Photo of Mr Ian Bruce Mr Ian Bruce , South Dorset

Is Northern Ireland getting its fair share of health resources from the central Exchequer to look after health services? Has my hon. Friend had a chance to compare the amount of money from the central Exchequer given to health services in Northern Ireland with the amount given in the south, and to discover whether there is a flow of people from the south trying to take advantage of any difference?

Photo of Malcolm Moss Malcolm Moss , North East Cambridgeshire

I have no comment to make on comparisons with the Republic of Ireland. I believe that in the past decade people in Northern Ireland have enjoyed a greater than average per capita spend on health. I am delighted to report to the House that, despite a reasonably tight public expenditure round, the total resources to be spent on health in the coming year will increase in real terms compared with last year.

Photo of Dr Joseph Hendron Dr Joseph Hendron , Belfast West

The Secretary of State and the Minister will be aware of the McKenna report on the rationalisation of services between the Royal Group of Hospitals and Dental Hospitals trust and the Belfast City hospital trust, and they will know that the report contains a proposal to close the Royal Maternity hospital. Is the Minister aware that there is great anger among my constituents—both Catholic and Protestant people of west and north Belfast—that such a proposal is being made, bearing in mind that the Royal Maternity hospital contains a neo-natal unit which serves not only Belfast, but the whole north of Ireland?

Photo of Malcolm Moss Malcolm Moss , North East Cambridgeshire

I am well aware of the contentious nature of the proposals in Dr. McKenna's report, but that is the third tranche of proposals. Most of the proposals in the other two reports have been agreed internally by consultants. The whole report is out to consultation and no decisions have been taken. It is important for the hon. Gentleman to refer to the truth of the matter, which is that two maternity units are to amalgamate—we are not closing one.

Photo of Jim Dowd Jim Dowd Shadow Spokesperson (Northern Ireland)

Is the Minister aware that the current position in acute care in Northern Ireland is already intolerable and that he has succeeded in uniting all shades of political opinion against the Government's stewardship?

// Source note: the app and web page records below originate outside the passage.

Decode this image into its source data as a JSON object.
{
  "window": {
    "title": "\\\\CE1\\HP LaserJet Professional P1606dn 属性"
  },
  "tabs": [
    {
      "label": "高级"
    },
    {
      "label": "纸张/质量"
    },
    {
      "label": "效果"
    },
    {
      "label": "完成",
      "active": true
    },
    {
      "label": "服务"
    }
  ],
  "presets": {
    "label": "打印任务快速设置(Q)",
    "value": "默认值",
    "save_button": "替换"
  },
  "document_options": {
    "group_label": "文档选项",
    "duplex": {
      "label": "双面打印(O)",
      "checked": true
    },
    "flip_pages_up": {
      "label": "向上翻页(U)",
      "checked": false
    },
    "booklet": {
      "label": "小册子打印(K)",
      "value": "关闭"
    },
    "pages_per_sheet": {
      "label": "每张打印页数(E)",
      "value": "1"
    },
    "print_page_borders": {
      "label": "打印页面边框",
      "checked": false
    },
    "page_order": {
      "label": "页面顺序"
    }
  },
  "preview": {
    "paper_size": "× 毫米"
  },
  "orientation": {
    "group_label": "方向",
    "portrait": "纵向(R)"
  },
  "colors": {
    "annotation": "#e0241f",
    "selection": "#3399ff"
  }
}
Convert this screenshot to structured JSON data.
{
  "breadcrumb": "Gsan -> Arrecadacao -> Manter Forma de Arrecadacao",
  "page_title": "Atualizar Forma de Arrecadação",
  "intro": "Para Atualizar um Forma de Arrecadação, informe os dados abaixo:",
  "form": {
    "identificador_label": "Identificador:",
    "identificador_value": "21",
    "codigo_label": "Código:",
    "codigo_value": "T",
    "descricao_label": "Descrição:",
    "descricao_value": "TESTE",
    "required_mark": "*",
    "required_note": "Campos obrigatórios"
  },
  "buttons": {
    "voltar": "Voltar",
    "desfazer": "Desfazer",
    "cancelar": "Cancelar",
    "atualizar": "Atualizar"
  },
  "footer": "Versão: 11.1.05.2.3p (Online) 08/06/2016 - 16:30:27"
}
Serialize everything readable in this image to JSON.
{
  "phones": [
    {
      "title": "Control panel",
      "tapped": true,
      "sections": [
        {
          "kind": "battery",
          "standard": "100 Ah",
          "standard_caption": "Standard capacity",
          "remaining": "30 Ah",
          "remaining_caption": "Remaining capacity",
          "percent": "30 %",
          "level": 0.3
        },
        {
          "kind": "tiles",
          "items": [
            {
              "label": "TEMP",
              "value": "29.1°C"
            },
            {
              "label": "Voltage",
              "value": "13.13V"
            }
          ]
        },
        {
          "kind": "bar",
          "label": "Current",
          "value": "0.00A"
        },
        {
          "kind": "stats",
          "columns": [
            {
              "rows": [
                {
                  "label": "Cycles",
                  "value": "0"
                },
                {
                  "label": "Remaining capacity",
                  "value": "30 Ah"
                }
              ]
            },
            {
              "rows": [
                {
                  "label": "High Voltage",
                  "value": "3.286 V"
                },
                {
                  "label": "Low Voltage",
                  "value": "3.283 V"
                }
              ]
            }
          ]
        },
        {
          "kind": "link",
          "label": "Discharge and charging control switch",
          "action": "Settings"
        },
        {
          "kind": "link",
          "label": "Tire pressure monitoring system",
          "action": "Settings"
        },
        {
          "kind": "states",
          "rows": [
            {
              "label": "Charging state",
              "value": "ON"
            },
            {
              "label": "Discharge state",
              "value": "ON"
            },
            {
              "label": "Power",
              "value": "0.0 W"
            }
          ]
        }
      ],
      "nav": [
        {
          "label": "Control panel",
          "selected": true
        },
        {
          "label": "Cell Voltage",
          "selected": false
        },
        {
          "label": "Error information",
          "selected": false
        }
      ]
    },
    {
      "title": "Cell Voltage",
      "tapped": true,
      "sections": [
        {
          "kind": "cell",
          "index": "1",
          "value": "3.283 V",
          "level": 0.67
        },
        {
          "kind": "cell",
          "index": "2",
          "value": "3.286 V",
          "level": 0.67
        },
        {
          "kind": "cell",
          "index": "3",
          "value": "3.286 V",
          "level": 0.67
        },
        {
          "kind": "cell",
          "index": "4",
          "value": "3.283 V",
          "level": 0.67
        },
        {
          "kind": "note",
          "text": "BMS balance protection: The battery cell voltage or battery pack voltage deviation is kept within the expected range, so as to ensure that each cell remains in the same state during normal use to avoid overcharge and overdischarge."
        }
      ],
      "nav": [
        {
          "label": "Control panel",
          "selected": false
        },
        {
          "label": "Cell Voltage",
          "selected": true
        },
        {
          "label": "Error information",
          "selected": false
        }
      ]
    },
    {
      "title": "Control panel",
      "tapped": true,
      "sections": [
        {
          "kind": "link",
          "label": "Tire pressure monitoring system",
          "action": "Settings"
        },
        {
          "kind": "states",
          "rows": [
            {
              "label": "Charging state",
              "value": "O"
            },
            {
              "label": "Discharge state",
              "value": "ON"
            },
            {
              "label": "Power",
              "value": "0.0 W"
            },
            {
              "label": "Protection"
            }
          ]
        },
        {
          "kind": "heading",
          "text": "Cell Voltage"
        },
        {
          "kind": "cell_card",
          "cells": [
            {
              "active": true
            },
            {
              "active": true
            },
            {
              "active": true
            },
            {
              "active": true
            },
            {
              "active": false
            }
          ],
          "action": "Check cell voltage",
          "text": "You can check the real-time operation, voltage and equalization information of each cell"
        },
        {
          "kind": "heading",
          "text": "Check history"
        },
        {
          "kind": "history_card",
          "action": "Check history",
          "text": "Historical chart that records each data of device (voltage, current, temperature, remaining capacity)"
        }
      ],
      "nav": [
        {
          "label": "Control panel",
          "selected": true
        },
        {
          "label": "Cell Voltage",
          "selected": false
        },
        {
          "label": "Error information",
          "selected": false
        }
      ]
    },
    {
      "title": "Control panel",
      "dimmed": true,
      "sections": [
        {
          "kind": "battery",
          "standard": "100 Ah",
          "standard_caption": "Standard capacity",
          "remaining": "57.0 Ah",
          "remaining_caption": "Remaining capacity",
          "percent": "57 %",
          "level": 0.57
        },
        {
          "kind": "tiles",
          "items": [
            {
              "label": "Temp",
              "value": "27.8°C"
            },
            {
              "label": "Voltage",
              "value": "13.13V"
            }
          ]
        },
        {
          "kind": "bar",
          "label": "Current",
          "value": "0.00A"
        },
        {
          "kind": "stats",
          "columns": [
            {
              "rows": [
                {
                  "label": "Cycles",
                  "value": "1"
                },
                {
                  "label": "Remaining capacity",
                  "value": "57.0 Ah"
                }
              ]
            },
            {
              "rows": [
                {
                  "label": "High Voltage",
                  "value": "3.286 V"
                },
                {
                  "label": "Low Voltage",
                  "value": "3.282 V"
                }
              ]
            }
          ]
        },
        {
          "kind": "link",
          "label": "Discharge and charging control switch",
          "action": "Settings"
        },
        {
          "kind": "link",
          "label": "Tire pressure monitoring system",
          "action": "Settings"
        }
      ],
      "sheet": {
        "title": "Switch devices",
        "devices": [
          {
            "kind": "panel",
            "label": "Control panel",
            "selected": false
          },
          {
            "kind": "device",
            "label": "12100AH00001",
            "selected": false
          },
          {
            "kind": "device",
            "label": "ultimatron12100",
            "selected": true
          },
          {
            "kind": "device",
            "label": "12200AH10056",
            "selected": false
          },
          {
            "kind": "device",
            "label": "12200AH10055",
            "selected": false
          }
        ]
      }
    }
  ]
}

Does he agree with the recent statement of the chairman of the British Medical Association's Northern Ireland council that the Government have withdrawn beds to such an extent that we've reached a critical point"? Does that not demonstrate beyond doubt that the crisis created by the bed shortages is every bit as serious in Northern Ireland as in the rest of the national health service?

Photo of Malcolm Moss Malcolm Moss , North East Cambridgeshire

I do not agree with the statement by the BMA spokesperson and I do not believe that there is a crisis in acute bed provision in Northern Ireland. If there are shortages in individual hospitals, I shall ask for an immediate report on them.